Tuesday, July 19, 2011

Self Sufficient Healthcare

This post may be boring to some, if not, most people.  Stop reading now because I couldn't care less about appealing to you as a reader.  For those still reading, there is an interesting trend going on in our country that is unrecognized by many.  I will use a series of statistical graphs (click on any to enlarge) to illustrate this trend and my points.  So get your analytical thinking helmet on and come for a ride.

What the above graph shows us is that people are spending much less of their own money on healthcare than they did 50 years ago.  In 2006, 64% of Americans ages 18-64 were insured by their employer.  

The above graph illustrates that despite out of pocket expenditures going way down, the overall national spend on healthcare has gone way up.  The average employer-paid family health insurance premium is $13,871 per year in our country.  That could really add up to a non trivial amount of money for any employer.  No wonder salary increases are stagnant and unemployment rates continue to be high.  This is a tremendous burden on business.  If they are spending all that money, we should be REALLY healthy right?  

So lets analyze the return on investment (click on graph to enlarge).  The above graph shows that the USA (all by itself way on the right) spends nearly twice as much on healthcare per person/per year than any other single country charted on the graph.  Yet, we are not living longer lives than people in many other countries.  Any investment advisor would tell you this is a terrible return on dollars invested. 

People have unknowingly offloaded the responsibility of their own health to their employer or the government.  It is no wonder the health of our country has deteriorated so much.  People don't care because their employer paid health insurance or Medicare/Medicaid has always been there to bail them out.  

Something has to give right?  Well it is and I've seen it at my company and companies elsewhere.  Employers are or will be shifting the burden of paying for healthcare back to the employee.  The graph above shows a projection of increased healthcare spending by families moving forward.  Part of this increase is the shift of responsibility to the employee.  Here are some intersting quotes from a 2010 Washington Post article:
"Most big employers plan to shift a larger share of health-care costs to their workers next year, according to a survey released Thursday.

Many say they may charge more to cover spouses, tighten eligibility standards for their health plans and dispense financial rewards or penalties based on the results of certain lab tests.  At some companies, overweight employees could be excluded from the most desirable plans.
Meanwhile, employees at many companies can expect significantly higher premiums, deductibles and co-payments...."
It's happening at big businesses and small businesses alike.  Companies refuse to continue to be financially responsible for the poor habits and unhealthy lifestyles of their employees.  The trend I am trying to reveal is the shift back to individuals being more financially responsible for their own healthcare.  Things start to get real for people when it hits them in the pocketbook.  So what is a person or family to do to prepare for this? 

The above graph shows that the US is spending much less of their income on food.  Food is an afterthought to most people and most families.  The philosophy of many is to fill their bellies in the cheapest way possible.  This in itself can cause a myriad of expensive health problems.  Quality food is the path to maintaining personal health.  I feel if we were to take our food a bit more seriously and spend a bit more money on it now, it will save us a lot of money in the future.  



MAS said...

Excellent post.

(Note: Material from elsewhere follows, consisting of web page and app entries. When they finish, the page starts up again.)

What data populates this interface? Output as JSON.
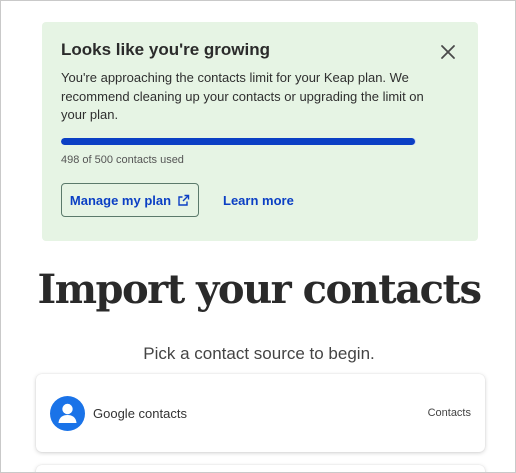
{
  "banner": {
    "title": "Looks like you're growing",
    "message": "You're approaching the contacts limit for your Keap plan. We recommend cleaning up your contacts or upgrading the limit on your plan.",
    "usage_label": "498 of 500 contacts used",
    "contacts_used": 498,
    "contacts_limit": 500,
    "close_icon": "close-icon",
    "manage_button": "Manage my plan",
    "manage_icon": "external-link-icon",
    "learn_more": "Learn more",
    "colors": {
      "background": "#e6f4e4",
      "accent": "#0b3fc4"
    }
  },
  "main": {
    "title": "Import your contacts",
    "subtitle": "Pick a contact source to begin."
  },
  "sources": [
    {
      "name": "Google contacts",
      "tag": "Contacts",
      "icon": "person-icon",
      "icon_color": "#1a73e8"
    }
  ]
}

I think another clue is to look at the percentage of home cooked meals today versus 50 years ago.

Today I Am Dirty, I Want To Be Pretty (I used to name my posts after song lyrics)

Be said...

When we aren't paying out of our own pockets it also leads to excessive visits to the Doctor or the ER. The last time I was at the ER I couldn't believe the lame reasons people where there for - like having a cold.

This also explains how non paying consumers are contributing to the over testing and unnecessary procedures.

Maybe I am just lucky but I have NEVER been to the hospital (for me) and the only time I've seen a Doctor in 5 years is to get physicals - that seem a bit unnecessary at that (of course had they found anything I might not say that).

We have to shift these costs back to the consumer. Good post!

Chuck said...

people do reconsider constant healthcare visits when they have to pay for it. i believe they will also reconsider the consequences of what they put in their mouth if it can reduce healthcare costs.
this is what it will take because getting cancer, diabetes, or heart disease is not scary enough anymore to change the way people eat. i have seen people with these and other chronic diseases not make any real dietary changes. they just keep on shoveling crap in their pie hole.